According to details accessed by ANI, the Export Control Administration, Federal Service for Technical and Export Control (FSTEC) of Russia, refused to issue a license for exporting six hand-foot-contamination monitors by M/s Tehnocenter Ltd., Mendeleevo (Russia) to M/s Hassan Scientific corporation, Lahore, after realizing that the end-user was Chashma Nuclear Power Generating Station (CNPGS).
The Russian Government has been closely observing the efforts by Pakistani companies to procure critical products from the European market and have been extra cautious about such procurement from Russia. The attempts to procure such sensitive items from Europe has increasingly become challenging for Pakistani companies, which have compelled them to turn to Russian private companies.
Pakistan traditionally has been procuring nuclear materials from private players in Europe, but due to tight controls and rigorous checks and balances by regulatory bodies, Pakistan looked towards Russia as a potential market to fulfil its nuclear ambitions.
According to informed sources, "In the case of procurement from Russia, the Pakistani side felt that Russian regulatory authorities probably do not have as stringent oversight mechanism.

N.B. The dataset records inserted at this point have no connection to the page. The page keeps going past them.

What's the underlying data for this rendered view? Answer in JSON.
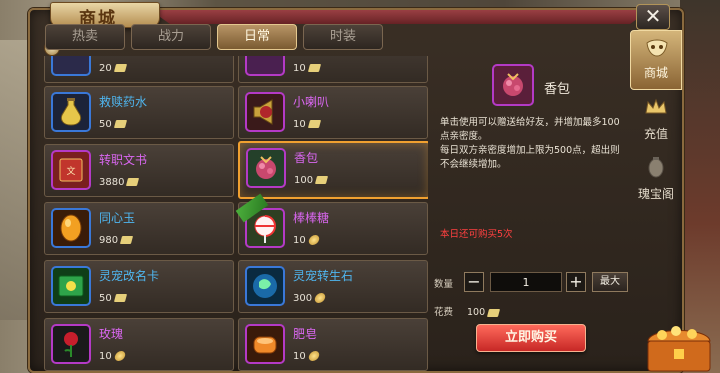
{
  "window": {
    "title": "商城",
    "close_label": "✕"
  },
  "tabs": [
    {
      "label": "热卖",
      "active": false
    },
    {
      "label": "战力",
      "active": false
    },
    {
      "label": "日常",
      "active": true
    },
    {
      "label": "时装",
      "active": false
    }
  ],
  "items": [
    {
      "name": "",
      "price": "20",
      "currency": "coupon-icon"
    },
    {
      "name": "",
      "price": "10",
      "currency": "coupon-icon"
    },
    {
      "name": "救赎药水",
      "price": "50",
      "currency": "coupon-icon"
    },
    {
      "name": "小喇叭",
      "price": "10",
      "currency": "coupon-icon"
    },
    {
      "name": "转职文书",
      "price": "3880",
      "currency": "coupon-icon"
    },
    {
      "name": "香包",
      "price": "100",
      "currency": "coupon-icon",
      "selected": true
    },
    {
      "name": "同心玉",
      "price": "980",
      "currency": "coupon-icon"
    },
    {
      "name": "棒棒糖",
      "price": "10",
      "currency": "gold-coin-icon"
    },
    {
      "name": "灵宠改名卡",
      "price": "50",
      "currency": "coupon-icon"
    },
    {
      "name": "灵宠转生石",
      "price": "300",
      "currency": "gold-coin-icon"
    },
    {
      "name": "玫瑰",
      "price": "10",
      "currency": "gold-coin-icon"
    },
    {
      "name": "肥皂",
      "price": "10",
      "currency": "gold-coin-icon"
    }
  ],
  "detail": {
    "name": "香包",
    "description_line1": "单击使用可以赠送给好友，并增加最多100点亲密度。",
    "description_line2": "每日双方亲密度增加上限为500点，超出则不会继续增加。",
    "daily_limit": "本日还可购买5次",
    "quantity_label": "数量",
    "minus": "−",
    "quantity": "1",
    "plus": "+",
    "max_label": "最大",
    "cost_label": "花费",
    "cost_value": "100",
    "buy_label": "立即购买"
  },
  "side_nav": [
    {
      "label": "商城",
      "icon": "mask-icon",
      "active": true
    },
    {
      "label": "充值",
      "icon": "crown-icon",
      "active": false
    },
    {
      "label": "瑰宝阁",
      "icon": "lantern-icon",
      "active": false
    }
  ],
  "colors": {
    "selected_border": "#f0a030",
    "name_blue": "#4fb6f0",
    "name_purple": "#d967f0",
    "limit_red": "#ff4040",
    "buy_button": "#e03a33"
  }
}
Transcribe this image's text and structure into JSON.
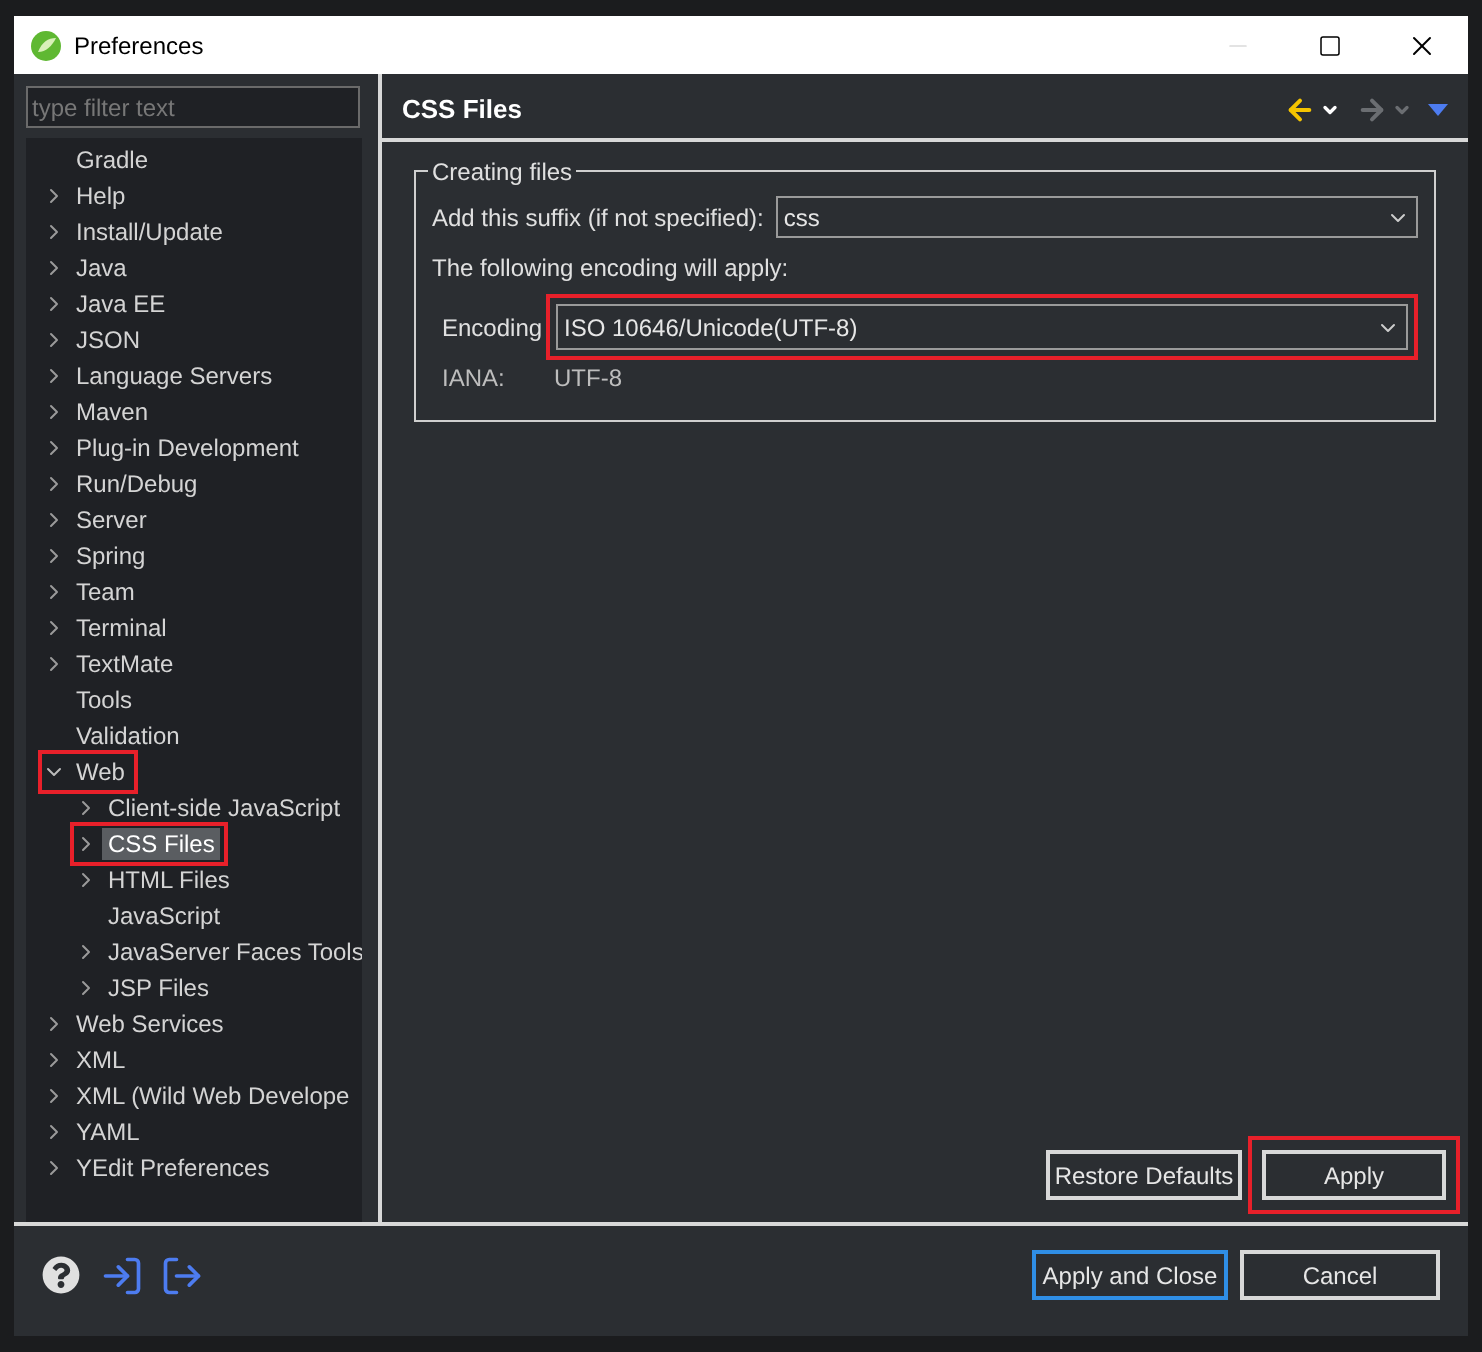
{
  "window": {
    "title": "Preferences"
  },
  "filter": {
    "placeholder": "type filter text"
  },
  "tree": [
    {
      "label": "Gradle",
      "kind": "leaf",
      "selected": false,
      "annotated": false
    },
    {
      "label": "Help",
      "kind": "folder",
      "expanded": false,
      "selected": false,
      "annotated": false
    },
    {
      "label": "Install/Update",
      "kind": "folder",
      "expanded": false,
      "selected": false,
      "annotated": false
    },
    {
      "label": "Java",
      "kind": "folder",
      "expanded": false,
      "selected": false,
      "annotated": false
    },
    {
      "label": "Java EE",
      "kind": "folder",
      "expanded": false,
      "selected": false,
      "annotated": false
    },
    {
      "label": "JSON",
      "kind": "folder",
      "expanded": false,
      "selected": false,
      "annotated": false
    },
    {
      "label": "Language Servers",
      "kind": "folder",
      "expanded": false,
      "selected": false,
      "annotated": false
    },
    {
      "label": "Maven",
      "kind": "folder",
      "expanded": false,
      "selected": false,
      "annotated": false
    },
    {
      "label": "Plug-in Development",
      "kind": "folder",
      "expanded": false,
      "selected": false,
      "annotated": false
    },
    {
      "label": "Run/Debug",
      "kind": "folder",
      "expanded": false,
      "selected": false,
      "annotated": false
    },
    {
      "label": "Server",
      "kind": "folder",
      "expanded": false,
      "selected": false,
      "annotated": false
    },
    {
      "label": "Spring",
      "kind": "folder",
      "expanded": false,
      "selected": false,
      "annotated": false
    },
    {
      "label": "Team",
      "kind": "folder",
      "expanded": false,
      "selected": false,
      "annotated": false
    },
    {
      "label": "Terminal",
      "kind": "folder",
      "expanded": false,
      "selected": false,
      "annotated": false
    },
    {
      "label": "TextMate",
      "kind": "folder",
      "expanded": false,
      "selected": false,
      "annotated": false
    },
    {
      "label": "Tools",
      "kind": "leaf",
      "selected": false,
      "annotated": false
    },
    {
      "label": "Validation",
      "kind": "leaf",
      "selected": false,
      "annotated": false
    },
    {
      "label": "Web",
      "kind": "folder",
      "expanded": true,
      "selected": false,
      "annotated": true,
      "children": [
        {
          "label": "Client-side JavaScript",
          "kind": "folder",
          "expanded": false,
          "selected": false,
          "annotated": false
        },
        {
          "label": "CSS Files",
          "kind": "folder",
          "expanded": false,
          "selected": true,
          "annotated": true
        },
        {
          "label": "HTML Files",
          "kind": "folder",
          "expanded": false,
          "selected": false,
          "annotated": false
        },
        {
          "label": "JavaScript",
          "kind": "leaf",
          "selected": false,
          "annotated": false
        },
        {
          "label": "JavaServer Faces Tools",
          "kind": "folder",
          "expanded": false,
          "selected": false,
          "annotated": false
        },
        {
          "label": "JSP Files",
          "kind": "folder",
          "expanded": false,
          "selected": false,
          "annotated": false
        }
      ]
    },
    {
      "label": "Web Services",
      "kind": "folder",
      "expanded": false,
      "selected": false,
      "annotated": false
    },
    {
      "label": "XML",
      "kind": "folder",
      "expanded": false,
      "selected": false,
      "annotated": false
    },
    {
      "label": "XML (Wild Web Develope",
      "kind": "folder",
      "expanded": false,
      "selected": false,
      "annotated": false
    },
    {
      "label": "YAML",
      "kind": "folder",
      "expanded": false,
      "selected": false,
      "annotated": false
    },
    {
      "label": "YEdit Preferences",
      "kind": "folder",
      "expanded": false,
      "selected": false,
      "annotated": false
    }
  ],
  "page": {
    "title": "CSS Files",
    "group": {
      "legend": "Creating files",
      "suffix": {
        "label": "Add this suffix (if not specified):",
        "value": "css"
      },
      "note": "The following encoding will apply:",
      "encoding": {
        "label": "Encoding",
        "value": "ISO 10646/Unicode(UTF-8)",
        "annotated": true
      },
      "iana": {
        "label": "IANA:",
        "value": "UTF-8"
      }
    },
    "buttons": [
      {
        "label": "Restore Defaults",
        "annotated": false
      },
      {
        "label": "Apply",
        "annotated": true
      }
    ]
  },
  "footer": {
    "buttons": [
      {
        "label": "Apply and Close",
        "default": true
      },
      {
        "label": "Cancel",
        "default": false
      }
    ]
  }
}
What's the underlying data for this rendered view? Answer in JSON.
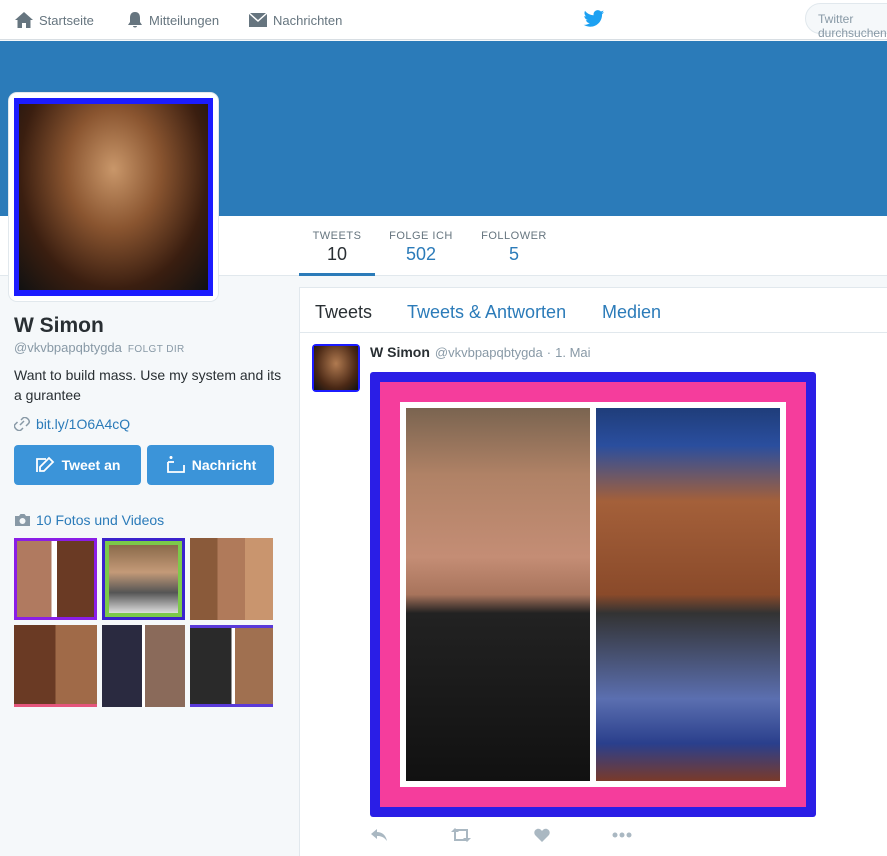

It is worth noting that when it comes to the procurement of dual-use nuclear products, the Pakistani state tends to overlook the nature of its bilateral relations with other countries. The steady building of relations with Russia did not deter Pakistan from procuring dual-use nuclear items from Russia discretely."
"However, Russia had also put in place policies to track and prevent the supply of dual-use items which could be used for nuclear projects by Pakistan or other countries," the source added.
Pakistan nevertheless continues to pursue its nuclear agenda using devious channels of procuring such items from other countries. Despite having come under the radar by the International Atomic Energy Agency and scientific organizations worldwide for resorting to unethical methods of acquiring technology meant for their nuclear project, Pakistan continues to innovate and devise new tactics for acquiring critical items for its nuclear program including from Russia.
This slight shift from the practice of procuring items from private Europe based manufacturers and suppliers is a result of a degree of saturation that they have reached in the European market because of the intrusive checks and balances prevalent there. However, countries like Russia have also put in place policies to track and prevent the supply of dual-use items which could be used for nuclear projects by Pakistan or other countries.
In January 2020, the US Department of Justice announced that a Grand Jury had indicted five persons, all of whom were associated with a Rawalpindi-based front company, "Business World", which facilitated an international procurement network acquire US origin products for Pakistan's nuclear program. All five individuals were of Pakistani origin based in Pakistan, Canada, Hong Kong and the UK. These individuals were charged by the US authorities mainly for exporting products from the US, which, as per US regulations, pose a threat to US national security by way of their use in Pakistan's weapons program.
Pakistan also continued to attempt to illegally procure nuclear products from German high tech companies to develop its Atomic weapons program. In this connection, in 2019, a German report mentioned that Germany had become an "important area of operation" for clandestine procurements by Pakistan, North Korea, Iran and Syria to obtain nuclear technology from various high tech firms.
The report prepared by the state of Baden-Wurttemberg indicated that within six months in 2019, at least two attempts were made by Pakistani companies to procure sensitive nuclear use items from Germany.